Catecholaminergic polymorphic ventricular tachycardia is an inherited disease that predisposes to cardiac arrest and sudden death. The disease is associated with mutations in the genes encoding for the cardiac ryanodine receptor (RyR2) and cardiac calsequestrin (CASQ2). CASQ2 mutations lead to a major loss of CASQ2 monomers, possibly because of enhanced degradation of the mutant protein. The decrease of CASQ2 is associated with a reduction in the levels of Triadin (TrD) and Junctin (JnC), two proteins that form, with CASQ2 and RyR2, a macromolecular complex devoted to control of calcium release from the sarcoplasmic reticulum.Objective:
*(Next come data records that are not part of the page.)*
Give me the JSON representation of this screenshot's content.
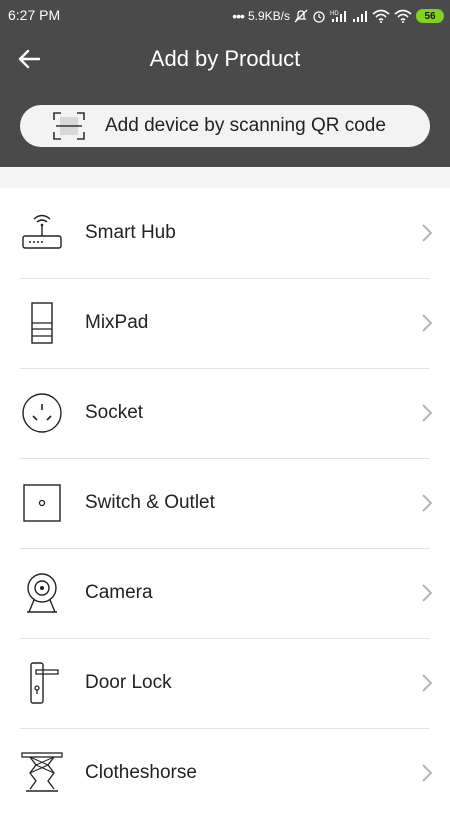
{
  "status_bar": {
    "time": "6:27 PM",
    "network_speed": "5.9KB/s",
    "battery_level": "56"
  },
  "nav": {
    "title": "Add by Product"
  },
  "scan": {
    "label": "Add device by scanning QR code"
  },
  "products": [
    {
      "label": "Smart Hub",
      "icon": "smart-hub-icon"
    },
    {
      "label": "MixPad",
      "icon": "mixpad-icon"
    },
    {
      "label": "Socket",
      "icon": "socket-icon"
    },
    {
      "label": "Switch & Outlet",
      "icon": "switch-icon"
    },
    {
      "label": "Camera",
      "icon": "camera-icon"
    },
    {
      "label": "Door Lock",
      "icon": "door-lock-icon"
    },
    {
      "label": "Clotheshorse",
      "icon": "clotheshorse-icon"
    }
  ],
  "colors": {
    "header_bg": "#4a4a4a",
    "battery": "#7ed321",
    "divider": "#e3e3e3"
  }
}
We intended to evaluate whether viral gene transfer of wild-type CASQ2 may rescue the broad spectrum of abnormalities caused by mutant CASQ2.Methods and Results:
We used an adeno-associated serotype 9 viral vector to express a green fluorescent protein-tagged CASQ2 construct. Twenty weeks after intraperitoneal injection of the vector in neonate CASQ2 KO mice, we observed normalization of the levels of calsequestrin, triadin, and junctin, rescue of electrophysiological and ultrastructural abnormalities caused by CASQ2 ablation, and lack of life-threatening arrhythmias.Conclusions:
We have proven the concept that induction of CASQ2 expression in knockout mice reverts the molecular, structural, and electric abnormalities and prevents life-threatening arrhythmias in CASQ2-defective catecholaminergic polymorphic ventricular tachycardia mice. These data support the view that development of CASQ2 viral gene transfer could have clinical application.